By Sari Horwitz
Washington Post Staff Writer
Tuesday, June 19, 2007
Federal agents investigating the April 16 shootings at Virginia Tech think Seung Hui Cho displayed many of the same characteristics of a criminal behavioral profile called the "Collector of Injustice," or someone who considers any misfortune against him the fault or responsibility of others.
Agents from the Bureau of Alcohol, Tobacco, Firearms and Explosives also think Cho mentally and physically tried to transform himself into an alter ego he called "Ax Ishmael" before his rampage.
In the days and weeks leading up to the massacre of 32 students and faculty members, Cho changed his personality from passive to active. On the morning of the shootings, which the agents say were motivated by a vendetta against society, he tried to further erase his identity by deleting his Hotmail account from his computer. In addition, he removed the hard drive, and investigators have not been able to find it, the agents say.
When police found Cho's body inside a Norris Hall classroom, the words "Ax Ishmael" were scrawled in red on his left arm, and notes and tapes he left also referred to them.
Investigators think "Ax Ishmael" is based on the biblical figure Ishmael, the son of Hagar, a maidservant to Sarah, and the prophet Abraham. Ishmael lived as an outcast, and his brother Isaac was favored. Writings that Cho left in his dorm room, sent to the Virginia Tech English Department and mailed to NBC reveal twisted references to religion as part of his identity.

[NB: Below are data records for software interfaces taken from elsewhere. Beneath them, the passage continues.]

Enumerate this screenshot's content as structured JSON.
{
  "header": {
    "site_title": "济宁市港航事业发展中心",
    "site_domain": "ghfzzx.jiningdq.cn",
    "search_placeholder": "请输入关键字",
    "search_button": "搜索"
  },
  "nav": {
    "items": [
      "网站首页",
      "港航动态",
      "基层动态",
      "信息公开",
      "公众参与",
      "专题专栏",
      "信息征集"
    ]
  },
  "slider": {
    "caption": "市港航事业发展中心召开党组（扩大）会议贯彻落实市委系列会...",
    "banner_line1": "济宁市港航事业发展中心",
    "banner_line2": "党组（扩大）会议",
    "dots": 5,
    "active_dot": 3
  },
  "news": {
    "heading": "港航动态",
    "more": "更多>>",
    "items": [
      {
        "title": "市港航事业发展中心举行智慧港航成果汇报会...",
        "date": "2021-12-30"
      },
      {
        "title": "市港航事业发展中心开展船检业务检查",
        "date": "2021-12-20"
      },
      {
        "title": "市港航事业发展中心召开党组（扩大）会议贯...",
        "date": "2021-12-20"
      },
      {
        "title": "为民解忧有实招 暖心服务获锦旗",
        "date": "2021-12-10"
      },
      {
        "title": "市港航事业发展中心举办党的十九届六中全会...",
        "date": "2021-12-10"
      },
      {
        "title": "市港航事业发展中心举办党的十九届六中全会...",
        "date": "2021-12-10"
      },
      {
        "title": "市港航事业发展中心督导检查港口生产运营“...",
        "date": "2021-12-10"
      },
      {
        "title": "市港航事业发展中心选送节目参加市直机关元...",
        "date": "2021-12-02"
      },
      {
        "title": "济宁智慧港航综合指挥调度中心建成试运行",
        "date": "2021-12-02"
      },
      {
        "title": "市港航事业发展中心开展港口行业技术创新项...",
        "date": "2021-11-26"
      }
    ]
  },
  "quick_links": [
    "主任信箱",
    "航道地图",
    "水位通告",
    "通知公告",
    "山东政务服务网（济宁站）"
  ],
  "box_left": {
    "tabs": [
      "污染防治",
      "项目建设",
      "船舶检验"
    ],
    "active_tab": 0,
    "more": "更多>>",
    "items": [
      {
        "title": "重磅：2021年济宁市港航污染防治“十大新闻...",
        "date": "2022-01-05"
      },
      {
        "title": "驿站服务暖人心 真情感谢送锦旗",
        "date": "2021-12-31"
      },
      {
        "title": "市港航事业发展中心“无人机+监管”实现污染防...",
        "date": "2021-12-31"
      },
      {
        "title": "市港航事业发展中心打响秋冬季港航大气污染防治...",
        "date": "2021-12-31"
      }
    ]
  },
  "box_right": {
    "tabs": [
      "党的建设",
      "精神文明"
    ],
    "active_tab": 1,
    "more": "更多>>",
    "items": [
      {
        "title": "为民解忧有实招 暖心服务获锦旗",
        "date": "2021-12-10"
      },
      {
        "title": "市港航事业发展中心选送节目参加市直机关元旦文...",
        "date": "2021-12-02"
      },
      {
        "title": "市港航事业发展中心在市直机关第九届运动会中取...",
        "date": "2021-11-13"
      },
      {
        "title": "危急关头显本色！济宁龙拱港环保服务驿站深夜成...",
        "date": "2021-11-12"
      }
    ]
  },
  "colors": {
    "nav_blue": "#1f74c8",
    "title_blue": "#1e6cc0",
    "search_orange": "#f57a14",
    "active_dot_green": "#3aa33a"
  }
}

This working theory is part of the preliminary findings of an enormous law enforcement investigation. Over the past two months, state police and federal agents have documented and tracked more than 700 leads and conducted thousands of interviews. They do not think Cho targeted anyone individually. Police have also looked for Cho's hard drive, including a search of the Virginia Tech duck pond, where someone saw Cho early on the morning of the shootings.
Nearly 400 state troopers and investigators, with agents from the ATF and FBI, have worked on the case.
Dubbed Operation Prevail, the investigation has explored every aspect of Cho's life, including mental health issues and his school records. Authorities have tracked down his credit card purchases of guns and ammunition and any possible connections to his victims. Armed with subpoenas, they painstakingly examined all of the computer accounts of Cho and his victims.
ATF agents have assembled a sketch of Cho that they say fits the "Collector of Injustice" profile.
"It is always someone else's fault, and the world is out to get them," Bart McEntire, the resident agent in charge of the ATF's Roanoke office, said in describing people who fit the profile. Eventually, the person's compilation of wrongs becomes overloaded, and he lashes out violently to right them and get even with those who he believes have caused him misfortune and ridicule.
The manifesto that Cho left in his dorm room, with other writings that investigators have studied, indicate that Cho believed that people had no respect for him or others he perceived were like him, and that he planned to do something about it. In one writing, he warned: "Kill yourselves or you will never know how the dorky kid that [you] publicly humiliated and spat on will come behind you and slash your throats. . . . Kill yourselves or you will never know the hour the little kid will come with hundreds of rounds of ammunition on his back to shoot you down."
In another, he sarcastically thanked everyone who had treated him as a "filthy street dog" and an "ugly, little, retarded, low-life kid."
Cho, 23, of Centreville, whose family was religious and had sought help for him from a Woodbridge church, repeatedly made religious references. He said that he had been "crucified" and that, as with Jesus, his actions would set people free. He called himself a "martyr" who would "sacrifice" his life. He wrote that he would go down in history as the "Jesus Christ of the Weak and Defenseless." He thought his actions would inspire others to fight back and get even.
Among the writings, Cho included three pictures of himself, which investigators think show how his self-image progressed. In the first picture, he is smiling. In the next, his arms are outstretched like Jesus's on the cross. And in the third, his arms are crossed as if he is lying dead in a coffin, agents said.
As part of his physical transformation, investigators have said, he methodically bought weapons and clothes for his killing spree. They have documented his purchases in detail, from the cargo pants he wore in Norris Hall to the hundreds of rounds of ammunition he carried and his visits to a nearby firing range.
When he was ready, he wrote: "I am Ax Ishmael."
Police have not discovered why he uses the word "Ax," but his writings suggest he identified with Ishmael. According to some religious scholars, Ishmael held his brothers in contempt, despised the rituals of society and considered himself to be free of social control.
The writings also reveal that Cho had decided to strike out against those who had committed what he perceived were injustices against him: "I say we take up the cross, Children of Ishmael, take up our guns and knives . . . and take no prisoners and spare no lives."
State police officials would not comment on the ATF's theory about Cho. They said investigators do not now why Cho chose his particular victims or the locations of his killings.
"We don't know all the answers," State Police Superintendent W. Steven Flaherty said in an interview. "There are hundreds of items of evidence at the medical examiner. There are hundreds and hundreds of interviews. It could be another six months. We are interviewing and re-interviewing. Law enforcement only gets one chance to get this right."